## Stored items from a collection
....................
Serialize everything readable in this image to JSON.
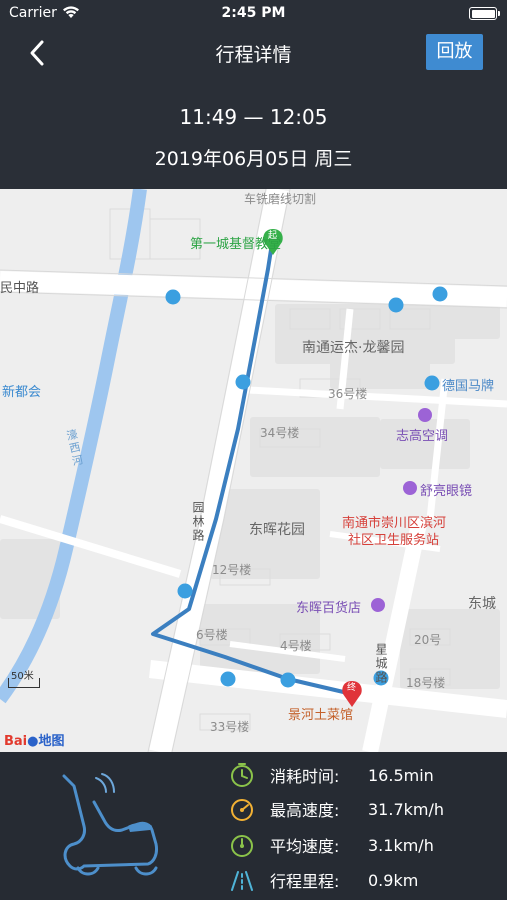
{
  "status": {
    "carrier": "Carrier",
    "time": "2:45 PM"
  },
  "nav": {
    "title": "行程详情",
    "replay_label": "回放"
  },
  "trip": {
    "time_range": "11:49 — 12:05",
    "date": "2019年06月05日 周三"
  },
  "map": {
    "labels": {
      "road_top": "车铣磨线切割",
      "start_place": "第一城基督教堂",
      "road_left": "民中路",
      "poi_yuntong": "南通运杰·龙馨园",
      "poi_36": "36号楼",
      "poi_deguo": "德国马牌",
      "poi_zhigao": "志高空调",
      "poi_34": "34号楼",
      "poi_xindu": "新都会",
      "poi_shuliang": "舒亮眼镜",
      "poi_donghui": "东晖花园",
      "poi_clinic_1": "南通市崇川区滨河",
      "poi_clinic_2": "社区卫生服务站",
      "road_yuanlin": "园林路",
      "poi_12": "12号楼",
      "poi_dept": "东晖百货店",
      "poi_dongcheng": "东城",
      "poi_6": "6号楼",
      "poi_4": "4号楼",
      "road_xingcheng": "星城路",
      "poi_20": "20号",
      "poi_18": "18号楼",
      "end_place": "景河土菜馆",
      "poi_33": "33号楼",
      "river": "濠西河",
      "start_marker": "起",
      "end_marker": "终",
      "scale": "50米",
      "logo_bai": "Bai",
      "logo_map": "地图"
    }
  },
  "stats": [
    {
      "icon": "stopwatch-icon",
      "label": "消耗时间:",
      "value": "16.5min",
      "color": "#8bc34a"
    },
    {
      "icon": "speedometer-max-icon",
      "label": "最高速度:",
      "value": "31.7km/h",
      "color": "#f2b134"
    },
    {
      "icon": "speedometer-avg-icon",
      "label": "平均速度:",
      "value": "3.1km/h",
      "color": "#8bc34a"
    },
    {
      "icon": "road-distance-icon",
      "label": "行程里程:",
      "value": "0.9km",
      "color": "#4fb4d8"
    }
  ],
  "colors": {
    "route": "#3b7fc0",
    "replay_button": "#3f8bd1",
    "header_bg": "#2a2f37",
    "panel_bg": "#262b33"
  }
}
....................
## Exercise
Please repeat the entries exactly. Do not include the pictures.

## Solution for this exercise
Serialize everything readable in this image to JSON.
{
  "status": {
    "carrier": "Carrier",
    "time": "2:45 PM"
  },
  "nav": {
    "title": "行程详情",
    "replay_label": "回放"
  },
  "trip": {
    "time_range": "11:49 — 12:05",
    "date": "2019年06月05日 周三"
  },
  "map": {
    "labels": {
      "road_top": "车铣磨线切割",
      "start_place": "第一城基督教堂",
      "road_left": "民中路",
      "poi_yuntong": "南通运杰·龙馨园",
      "poi_36": "36号楼",
      "poi_deguo": "德国马牌",
      "poi_zhigao": "志高空调",
      "poi_34": "34号楼",
      "poi_xindu": "新都会",
      "poi_shuliang": "舒亮眼镜",
      "poi_donghui": "东晖花园",
      "poi_clinic_1": "南通市崇川区滨河",
      "poi_clinic_2": "社区卫生服务站",
      "road_yuanlin": "园林路",
      "poi_12": "12号楼",
      "poi_dept": "东晖百货店",
      "poi_dongcheng": "东城",
      "poi_6": "6号楼",
      "poi_4": "4号楼",
      "road_xingcheng": "星城路",
      "poi_20": "20号",
      "poi_18": "18号楼",
      "end_place": "景河土菜馆",
      "poi_33": "33号楼",
      "river": "濠西河",
      "start_marker": "起",
      "end_marker": "终",
      "scale": "50米",
      "logo_bai": "Bai",
      "logo_map": "地图"
    }
  },
  "stats": [
    {
      "icon": "stopwatch-icon",
      "label": "消耗时间:",
      "value": "16.5min",
      "color": "#8bc34a"
    },
    {
      "icon": "speedometer-max-icon",
      "label": "最高速度:",
      "value": "31.7km/h",
      "color": "#f2b134"
    },
    {
      "icon": "speedometer-avg-icon",
      "label": "平均速度:",
      "value": "3.1km/h",
      "color": "#8bc34a"
    },
    {
      "icon": "road-distance-icon",
      "label": "行程里程:",
      "value": "0.9km",
      "color": "#4fb4d8"
    }
  ],
  "colors": {
    "route": "#3b7fc0",
    "replay_button": "#3f8bd1",
    "header_bg": "#2a2f37",
    "panel_bg": "#262b33"
  }
}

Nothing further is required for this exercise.